Education Means Emancipation

September 3, 2003 • Commentary
By Casey J. Lartigue Jr.

Public school advocates who oppose offering vouchers to low‐​income D.C. students are planning a news conference for today, Sept. 3. D.C. residents should do exactly what former slave Frederick Douglass did on this day 165 years ago, when faced with people telling him how to live his life: Run!

Fed up with the abuse from his slave owners, tired of the lame defenses of slavery offered by both whites and slaves, and eager to become his own man, Douglass snuck off, to claim what rightfully was his: Freedom over himself. As Douglass explained in a letter to his former slave master on the 10th anniversary of his escape, “In leaving you, I took nothing but what belonged to me, and in no way lessened your means for obtaining an honest living. Your faculties remained yours, and mine became useful to their rightful owner.”

If voucher opponents, led by D.C. Delegate Norton, remain true to form, they will denounce efforts to increase choice among families, making three main points. One, as Norton has said, parents supposedly already have choice because of charter schools. Norton, however, is not prepared to test that level of support by allowing D.C. parents to leave. The ultimate test for any school, business, or organization is: Do the people choose to stay or leave?

Voucher opponents fear the test of allowing citizens to choose for themselves if they want to remain in D.C. public schools. When people complain that the schools will be “robbed” by children being able to go to private schools, what they are saying is that, given a choice, parents would prefer that their children be educated elsewhere and that they should be forced to remain where they are. As much as slave owners bragged that slaves enjoyed their lives, the “man‐​stealers” were not willing to test that devotion by giving them the choice to leave.

The second point Ms. Norton will probably make today is that D.C. parents are opposed to vouchers. She often refers to polls. Instead of relying on polls, why not allow D.C. parents to decide for themselves? In a news release on her Web site, Ms. Norton says, “District residents themselves resolutely defeated a voucher referendum by a huge margin–89.1% to 10.8%.” She is partly correct. D.C. residents did vote down a referendum proposing tax credits in 1981. But there has not been a vote on vouchers. It has been 22 years since tuition tax credits were voted on. There is not a single child who is in the traditional public schools today now who was even alive then. After two decades of wide‐​scale education failure, a question to ask D.C. parents is: Had enough?

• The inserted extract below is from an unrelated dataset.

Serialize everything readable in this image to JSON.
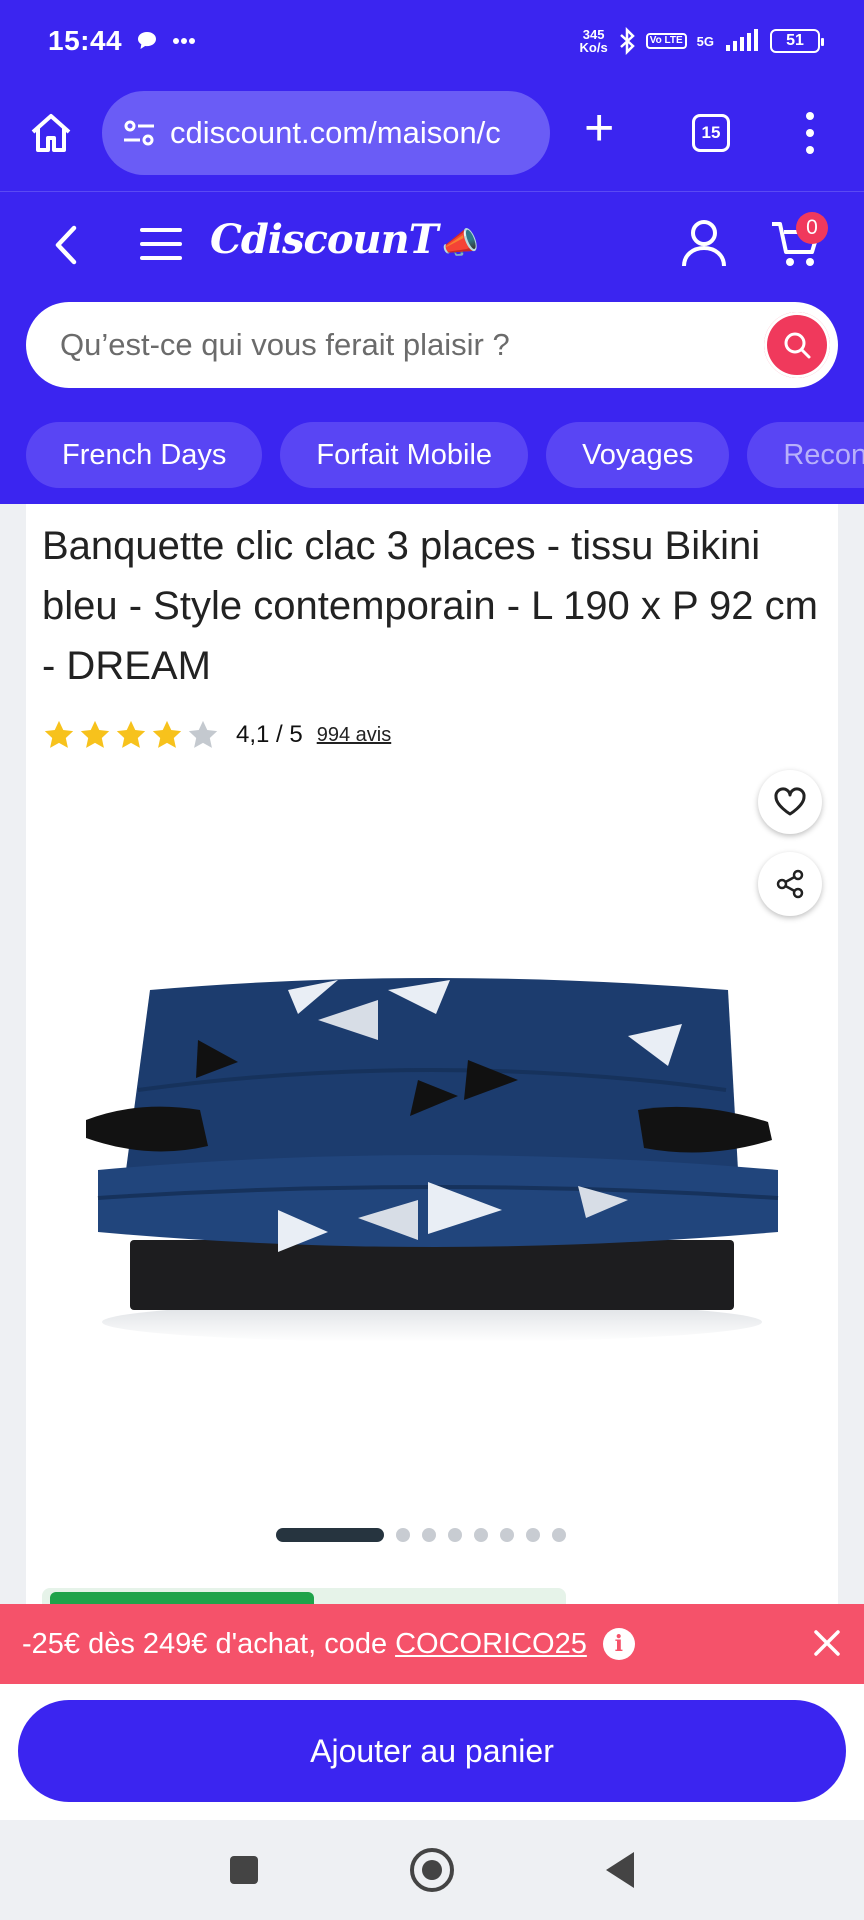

A third point Norton is likely to repeat: The school system will lose $25 million, not just $13 million, as a result of 2,000 children being able to leave the system. First of all, DCPS and charter schools will be receiving $13 million in new funding from the federal government. In 2002, according to the superintendent’s annual report on D.C. schools, more than $1 billion, including capital improvement funds, was spent on the D.C. public school system. Last year $31 million in salaries was paid out to people who should not have even been on the D.C. public school payroll. The $13 million going to the voucher program would be less than the $17 million Ms. Norton brags about acquiring for D.C. charter schools last year.

Arguments over how much the public school system would lose make for interesting debate. But the main point is that parents wouldn’t lose those education dollars. They would still be able to use them, and have the opportunity to do so at the school of their choice. Does Ms. Norton believe that parents have an obligation to remain in schools that don’t work for their children, for the sake of saving some money for the public school budget? I’m reminded of Douglass’s outrage at slaveholders who had expected compensation for the “loss” of their slaves. The concern should be over how much education the children are getting, not about how much the public school system gets. Parents who choose to run would be taking nothing but that which rightfully belonged to them: the right to choose where their children get educated.

Regardless of what Norton says today at her press conference, the point made by Frederick Douglass still holds: Don’t settle for second best. Don’t settle for second‐​class treatment. “Without struggle, there is no progress,” he said. It’s time for D.C. parents to make it clear that they will no longer settle for second‐​class schools.

About the Author
Casey J. Lartigue Jr.
Education Policy Analyst